Specifically, I found it provided me with a more complete toolkit for approaching the sample case for workup for Friday’s ADS on Clinical Therapeutic Workup and Therapeutic Thought Process. Here are some new, more in-depth bits of knowledge that made me go “huh..that’s interesting!” and prompted me to reflect upon previous cases encountered in the institutional setting, and will better equip me to apply these to my patients in the near future:
– The Glasgow Coma Score (GCS) is a measure of patient responsiveness comprised of 3 axes: eyes, verbal, and motor. When I was on my OEE rotation, the GCS was always reported as just a single number. Although I had to look it up back then, this presentation reinforced that point.
– The Mini Mental Status Exam (MMSE) is REALLY easy to mess up on…if you’re in a high-pressure situation, unfamiliar environment, etc…so it’s important to keep that in mind when assessing a patient. What is their baseline at home? What other things may influence the findings? I’m sure I’ll see much more of it during my Psychiatry rotation later on.
– Psyc assessments: I’m not really a mnemonic type of learner, so it was interesting to see what you should be looking for in that format, but it prompted me to develop my own “flow” as to how, systematically, I should be assessing mental signs and symptoms in a patient.
– Heart sounds: This was really an “a-ha” moment for me – in all the patients I encountered on my hospital OEE rotation, I always read “S3 and S4 sounds absent” or some variation. However, today I learned about the adventitious heart sounds. The S3 heart sound can be NORMAL for a patient <30 yo, but it can be pathologic in CHF or a ventricular septal defect (VSD). The S4 heart sound can be NORMAL for a patient <20 yo, but it can be pathologic in hypertension, MI, ischemia, or aortic stenosis. On the other hand, murmurs have a LOT of descriptors for them, depending on timing, radiation, intensity…the list goes on. These points will help me understand better what may be going on in a cardiology patient, or may help me monitor therapy for a cardiovascular condition.
– For hepatic function, most of this material was new to me. We didn’t get a lot of instruction on this area of assessment in undergrad so it was valuable to have the information to digest and apply. There will be a future ADS on Liver (Function) Tests…which Dr. Leung mentioned is kind of a misnomer, as some of the tests (such as LDH and ALP) are not reflective of liver function.

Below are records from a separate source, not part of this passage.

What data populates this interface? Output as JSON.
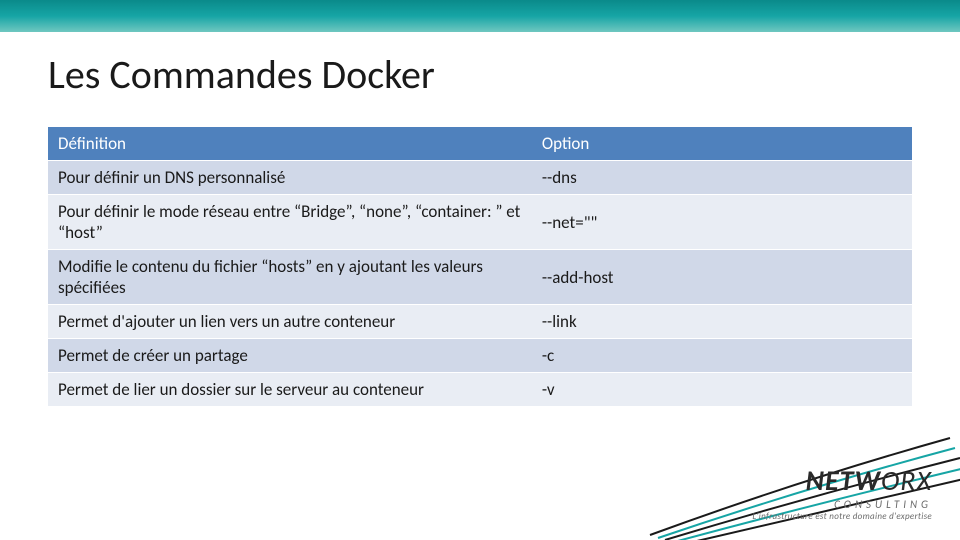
{
  "title": "Les Commandes Docker",
  "headers": {
    "col1": "Définition",
    "col2": "Option"
  },
  "rows": [
    {
      "def": "Pour définir un DNS personnalisé",
      "opt": "--dns"
    },
    {
      "def": "Pour définir le mode réseau entre “Bridge”, “none”, “container: ” et “host”",
      "opt": "--net=\"\""
    },
    {
      "def": "Modifie le contenu du fichier “hosts” en y ajoutant les valeurs spécifiées",
      "opt": "--add-host"
    },
    {
      "def": "Permet d'ajouter un lien vers un autre conteneur",
      "opt": "--link"
    },
    {
      "def": "Permet de créer un partage",
      "opt": "-c"
    },
    {
      "def": "Permet de lier un dossier sur le serveur au conteneur",
      "opt": "-v"
    }
  ],
  "logo": {
    "brand1": "NETW",
    "brand2": "ORX",
    "sub": "CONSULTING",
    "tagline": "L'infrastructure est notre domaine d'expertise"
  }
}
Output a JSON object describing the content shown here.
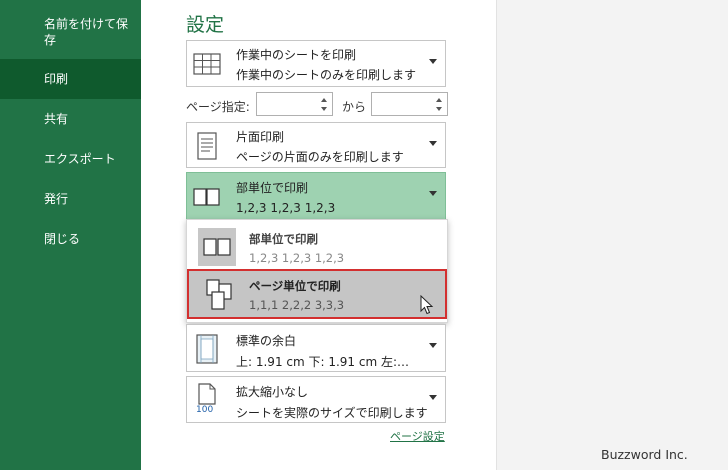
{
  "sidebar": {
    "items": [
      {
        "label": "名前を付けて保存",
        "label_line1": "名前を付けて保",
        "label_line2": "存"
      },
      {
        "label": "印刷",
        "active": true
      },
      {
        "label": "共有"
      },
      {
        "label": "エクスポート"
      },
      {
        "label": "発行"
      },
      {
        "label": "閉じる"
      }
    ]
  },
  "settings": {
    "title": "設定",
    "print_what": {
      "title": "作業中のシートを印刷",
      "subtitle": "作業中のシートのみを印刷します",
      "icon": "sheet-grid-icon"
    },
    "pages": {
      "label": "ページ指定:",
      "from_value": "",
      "to_label": "から",
      "to_value": ""
    },
    "sides": {
      "title": "片面印刷",
      "subtitle": "ページの片面のみを印刷します",
      "icon": "one-sided-page-icon"
    },
    "collation": {
      "title": "部単位で印刷",
      "subtitle": "1,2,3    1,2,3    1,2,3",
      "icon": "collated-icon"
    },
    "collation_options": [
      {
        "title": "部単位で印刷",
        "subtitle": "1,2,3    1,2,3    1,2,3",
        "icon": "collated-icon"
      },
      {
        "title": "ページ単位で印刷",
        "subtitle": "1,1,1    2,2,2    3,3,3",
        "icon": "uncollated-icon",
        "selected": true
      }
    ],
    "margins": {
      "title": "標準の余白",
      "subtitle": "上: 1.91 cm 下: 1.91 cm 左:…",
      "icon": "margins-icon"
    },
    "scaling": {
      "title": "拡大縮小なし",
      "subtitle": "シートを実際のサイズで印刷します",
      "icon": "actual-size-icon",
      "icon_text": "100"
    },
    "page_setup_link": "ページ設定"
  },
  "watermark": "Buzzword Inc.",
  "colors": {
    "accent": "#217346",
    "nav_active": "#0f5a2d",
    "collation_bg": "#9ed2b1",
    "selected_bg": "#c5c5c5",
    "highlight_border": "#d32f2f"
  }
}
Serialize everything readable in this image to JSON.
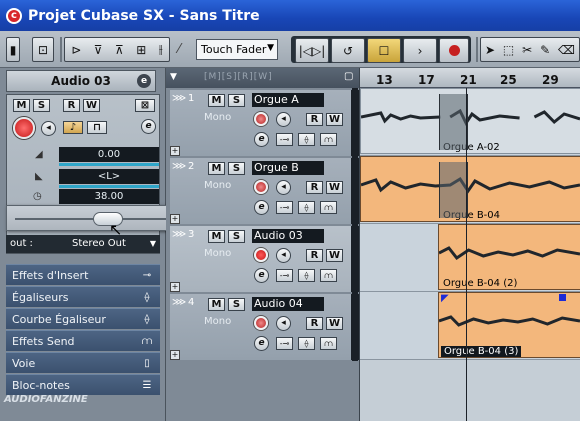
{
  "window": {
    "title": "Projet Cubase SX - Sans Titre",
    "app_icon": "cubase-logo-icon"
  },
  "toolbar": {
    "fader_mode": "Touch Fader",
    "transport_colors": {
      "stop_active": "#e2c35a",
      "record": "#c62020"
    }
  },
  "inspector": {
    "track_name": "Audio 03",
    "edit_button": "e",
    "buttons": {
      "mute": "M",
      "solo": "S",
      "read": "R",
      "write": "W"
    },
    "volume": "0.00",
    "pan": "<L>",
    "delay": "38.00",
    "output_label": "out :",
    "output_value": "Stereo Out",
    "sections": [
      {
        "label": "Effets d'Insert"
      },
      {
        "label": "Égaliseurs"
      },
      {
        "label": "Courbe Égaliseur"
      },
      {
        "label": "Effets Send"
      },
      {
        "label": "Voie"
      },
      {
        "label": "Bloc-notes"
      }
    ]
  },
  "tracks": [
    {
      "num": "1",
      "name": "Orgue A",
      "mode": "Mono",
      "m": "M",
      "s": "S",
      "r": "R",
      "w": "W",
      "e": "e"
    },
    {
      "num": "2",
      "name": "Orgue B",
      "mode": "Mono",
      "m": "M",
      "s": "S",
      "r": "R",
      "w": "W",
      "e": "e"
    },
    {
      "num": "3",
      "name": "Audio 03",
      "mode": "Mono",
      "m": "M",
      "s": "S",
      "r": "R",
      "w": "W",
      "e": "e"
    },
    {
      "num": "4",
      "name": "Audio 04",
      "mode": "Mono",
      "m": "M",
      "s": "S",
      "r": "R",
      "w": "W",
      "e": "e"
    }
  ],
  "ruler": {
    "marks": [
      "13",
      "17",
      "21",
      "25",
      "29"
    ]
  },
  "events": [
    {
      "label": "Orgue A-02"
    },
    {
      "label": "Orgue B-04"
    },
    {
      "label": "Orgue B-04 (2)"
    },
    {
      "label": "Orgue B-04 (3)"
    }
  ],
  "watermark": "AUDIOFANZINE"
}
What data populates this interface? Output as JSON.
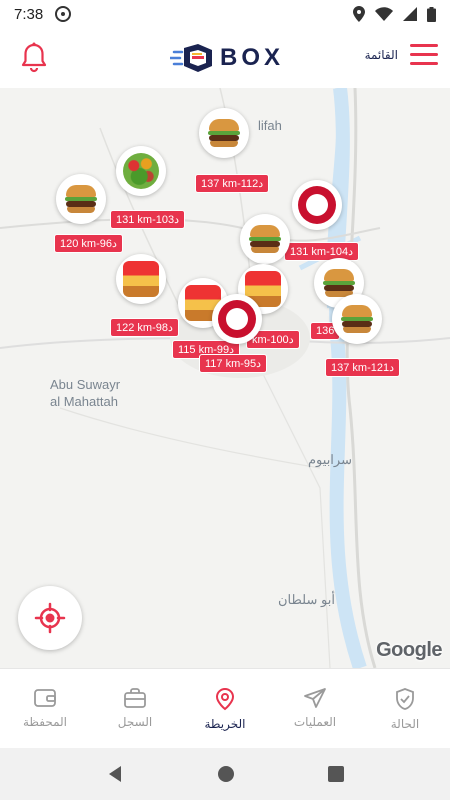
{
  "status_bar": {
    "time": "7:38"
  },
  "app": {
    "logo_text": "BOX",
    "menu_label": "القائمة"
  },
  "map": {
    "labels": [
      {
        "text": "lifah"
      },
      {
        "text": "Abu Suwayr\nal Mahattah"
      },
      {
        "text": "سرابيوم"
      },
      {
        "text": "أبو سلطان"
      }
    ],
    "attribution": "Google",
    "markers": [
      {
        "type": "burger",
        "distance": "137 km-112د"
      },
      {
        "type": "veggies",
        "distance": "131 km-103د"
      },
      {
        "type": "burger",
        "distance": "120 km-96د"
      },
      {
        "type": "kfc",
        "distance": "131 km-104د"
      },
      {
        "type": "burger",
        "distance": ""
      },
      {
        "type": "meal",
        "distance": "122 km-98د"
      },
      {
        "type": "meal",
        "distance": "115 km-99د"
      },
      {
        "type": "kfc",
        "distance": "117 km-95د"
      },
      {
        "type": "meal",
        "distance": "km-100د"
      },
      {
        "type": "burger",
        "distance": "136"
      },
      {
        "type": "burger",
        "distance": "137 km-121د"
      }
    ]
  },
  "bottom_nav": [
    {
      "label": "المحفظة",
      "icon": "wallet-icon"
    },
    {
      "label": "السجل",
      "icon": "briefcase-icon"
    },
    {
      "label": "الخريطة",
      "icon": "map-pin-icon",
      "active": true
    },
    {
      "label": "العمليات",
      "icon": "send-icon"
    },
    {
      "label": "الحالة",
      "icon": "shield-check-icon"
    }
  ],
  "colors": {
    "accent": "#e8344e",
    "navy": "#1a2350"
  }
}
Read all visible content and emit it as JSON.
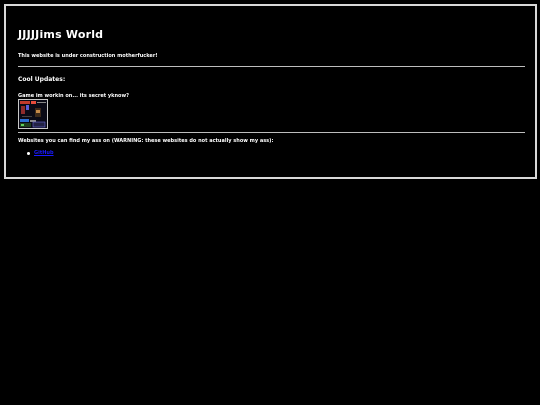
{
  "page": {
    "title": "JJJJJims World",
    "notice": "This website is under construction motherfucker!"
  },
  "updates": {
    "heading": "Cool Updates:",
    "game_caption": "Game im workin on... its secret yknow?",
    "game_thumbnail_icon": "game-screenshot-icon"
  },
  "links": {
    "caption": "Websites you can find my ass on (WARNING: these websites do not actually show my ass):",
    "items": [
      {
        "label": "GitHub"
      }
    ]
  },
  "colors": {
    "background": "#000000",
    "text": "#ffffff",
    "border": "#d9d9d9",
    "link": "#1a1aff"
  }
}
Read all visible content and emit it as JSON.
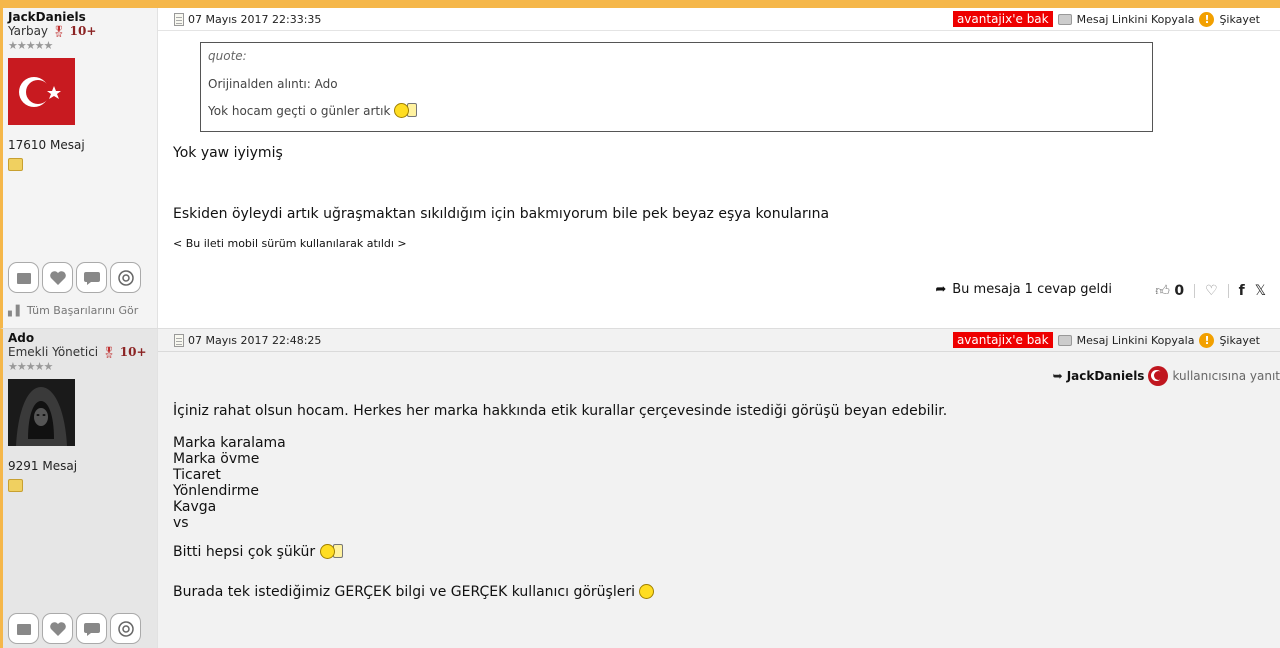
{
  "posts": [
    {
      "user": {
        "name": "JackDaniels",
        "rank": "Yarbay",
        "level": "10+",
        "stars": "★★★★★",
        "message_count": "17610 Mesaj",
        "achievements_label": "Tüm Başarılarını Gör"
      },
      "header": {
        "date": "07 Mayıs 2017 22:33:35",
        "avantaj_label": "avantajix'e bak",
        "copy_link_label": "Mesaj Linkini Kopyala",
        "complaint_label": "Şikayet"
      },
      "quote": {
        "label": "quote:",
        "source": "Orijinalden alıntı: Ado",
        "text": "Yok hocam geçti o günler artık"
      },
      "body": {
        "line1": "Yok yaw iyiymiş",
        "line2": "Eskiden öyleydi artık uğraşmaktan sıkıldığım için bakmıyorum bile pek beyaz eşya konularına",
        "mobile_note": "< Bu ileti mobil sürüm kullanılarak atıldı >"
      },
      "footer": {
        "reply_count_label": "Bu mesaja 1 cevap geldi",
        "likes": "0"
      }
    },
    {
      "user": {
        "name": "Ado",
        "rank": "Emekli Yönetici",
        "level": "10+",
        "stars": "★★★★★",
        "message_count": "9291 Mesaj"
      },
      "header": {
        "date": "07 Mayıs 2017 22:48:25",
        "avantaj_label": "avantajix'e bak",
        "copy_link_label": "Mesaj Linkini Kopyala",
        "complaint_label": "Şikayet"
      },
      "reply_to": {
        "name": "JackDaniels",
        "suffix": "kullanıcısına yanıt"
      },
      "body": {
        "line1": "İçiniz rahat olsun hocam. Herkes her marka hakkında etik kurallar çerçevesinde istediği görüşü beyan edebilir.",
        "list": [
          "Marka karalama",
          "Marka övme",
          "Ticaret",
          "Yönlendirme",
          "Kavga",
          "vs"
        ],
        "line2": "Bitti hepsi çok şükür",
        "line3": "Burada tek istediğimiz GERÇEK bilgi ve GERÇEK kullanıcı görüşleri"
      }
    }
  ],
  "colors": {
    "accent_border": "#f5b74a",
    "avantaj_bg": "#e00000",
    "warning": "#f2a000"
  }
}
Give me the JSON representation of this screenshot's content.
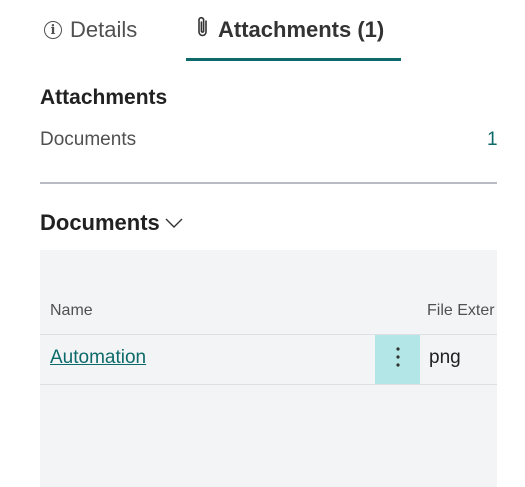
{
  "tabs": {
    "details_label": "Details",
    "attachments_label": "Attachments (1)"
  },
  "factbox": {
    "title": "Attachments",
    "documents_label": "Documents",
    "documents_count": "1"
  },
  "documents": {
    "header": "Documents",
    "columns": {
      "name": "Name",
      "file_extension": "File Exter"
    },
    "rows": [
      {
        "name": "Automation",
        "file_extension": "png"
      }
    ]
  },
  "colors": {
    "accent": "#0e6a6a",
    "selected_cell": "#b3e6e6",
    "grid_background": "#f3f4f6"
  }
}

Conversely, PTT (prothrombin is synthesized in the liver) and albumin are more reflective of liver function. Bottom line: be wary, and one needs to treat the patient, and not the level!
– The remainder of the systems that were covered, namely, renal, lytes, MSK, heme, endo, and derm – were covered in undergrad, and most of the information was not new to all of us. However, it was valuable to reinforce those ideas again, and it gives us a good framework by which to start developing the thought process and integrate all lab and physical findings into case presentations, which can help formulate recommendations.

Overall, I think that when evaluating a patient with a given condition, the head to toe method is a systematic approach to ensure that nothing is missed in my assessment, and that it flows logically into a monitoring plan for any recommendations that I may make in terms of drug therapy.